◆ To do ◆
Output all of the data below without changing a word, and exclude the pictures.

Given entries START

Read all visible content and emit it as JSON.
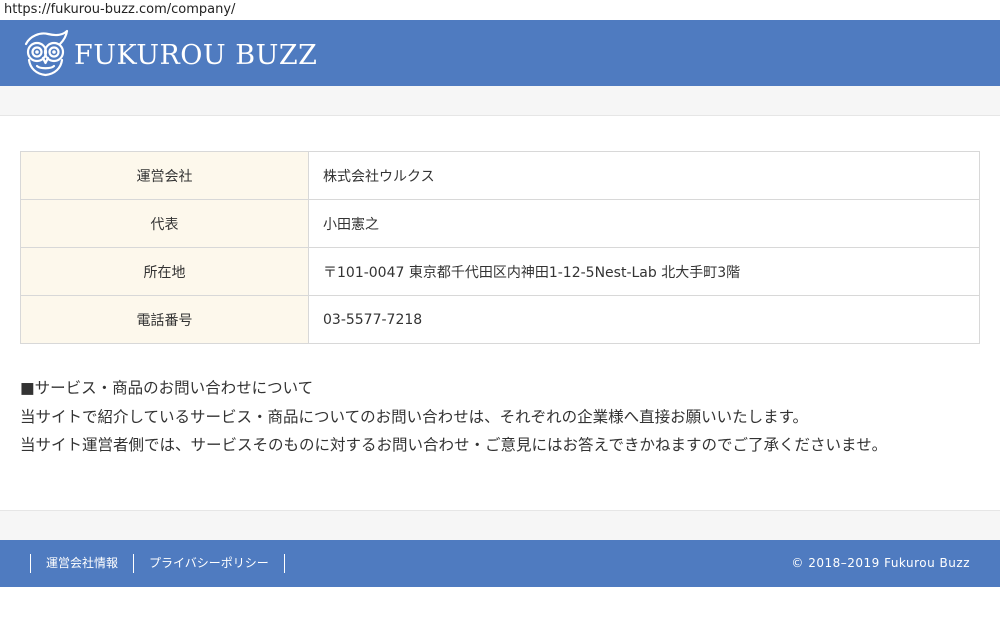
{
  "browser": {
    "url": "https://fukurou-buzz.com/company/"
  },
  "header": {
    "logo_icon": "owl-logo-icon",
    "logo_text": "FUKUROU BUZZ",
    "background_color": "#4f7bc0"
  },
  "company_info": {
    "rows": [
      {
        "label": "運営会社",
        "value": "株式会社ウルクス"
      },
      {
        "label": "代表",
        "value": "小田憲之"
      },
      {
        "label": "所在地",
        "value": "〒101-0047 東京都千代田区内神田1-12-5Nest-Lab 北大手町3階"
      },
      {
        "label": "電話番号",
        "value": "03-5577-7218"
      }
    ],
    "label_background_color": "#fdf8ec"
  },
  "notice": {
    "heading": "■サービス・商品のお問い合わせについて",
    "line1": "当サイトで紹介しているサービス・商品についてのお問い合わせは、それぞれの企業様へ直接お願いいたします。",
    "line2": "当サイト運営者側では、サービスそのものに対するお問い合わせ・ご意見にはお答えできかねますのでご了承くださいませ。"
  },
  "footer": {
    "links": [
      {
        "label": "運営会社情報"
      },
      {
        "label": "プライバシーポリシー"
      }
    ],
    "copyright": "© 2018–2019  Fukurou Buzz",
    "background_color": "#4f7bc0"
  }
}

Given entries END

◆ Written solution ◆
Read all visible content and emit it as JSON.
{
  "browser": {
    "url": "https://fukurou-buzz.com/company/"
  },
  "header": {
    "logo_icon": "owl-logo-icon",
    "logo_text": "FUKUROU BUZZ",
    "background_color": "#4f7bc0"
  },
  "company_info": {
    "rows": [
      {
        "label": "運営会社",
        "value": "株式会社ウルクス"
      },
      {
        "label": "代表",
        "value": "小田憲之"
      },
      {
        "label": "所在地",
        "value": "〒101-0047 東京都千代田区内神田1-12-5Nest-Lab 北大手町3階"
      },
      {
        "label": "電話番号",
        "value": "03-5577-7218"
      }
    ],
    "label_background_color": "#fdf8ec"
  },
  "notice": {
    "heading": "■サービス・商品のお問い合わせについて",
    "line1": "当サイトで紹介しているサービス・商品についてのお問い合わせは、それぞれの企業様へ直接お願いいたします。",
    "line2": "当サイト運営者側では、サービスそのものに対するお問い合わせ・ご意見にはお答えできかねますのでご了承くださいませ。"
  },
  "footer": {
    "links": [
      {
        "label": "運営会社情報"
      },
      {
        "label": "プライバシーポリシー"
      }
    ],
    "copyright": "© 2018–2019  Fukurou Buzz",
    "background_color": "#4f7bc0"
  }
}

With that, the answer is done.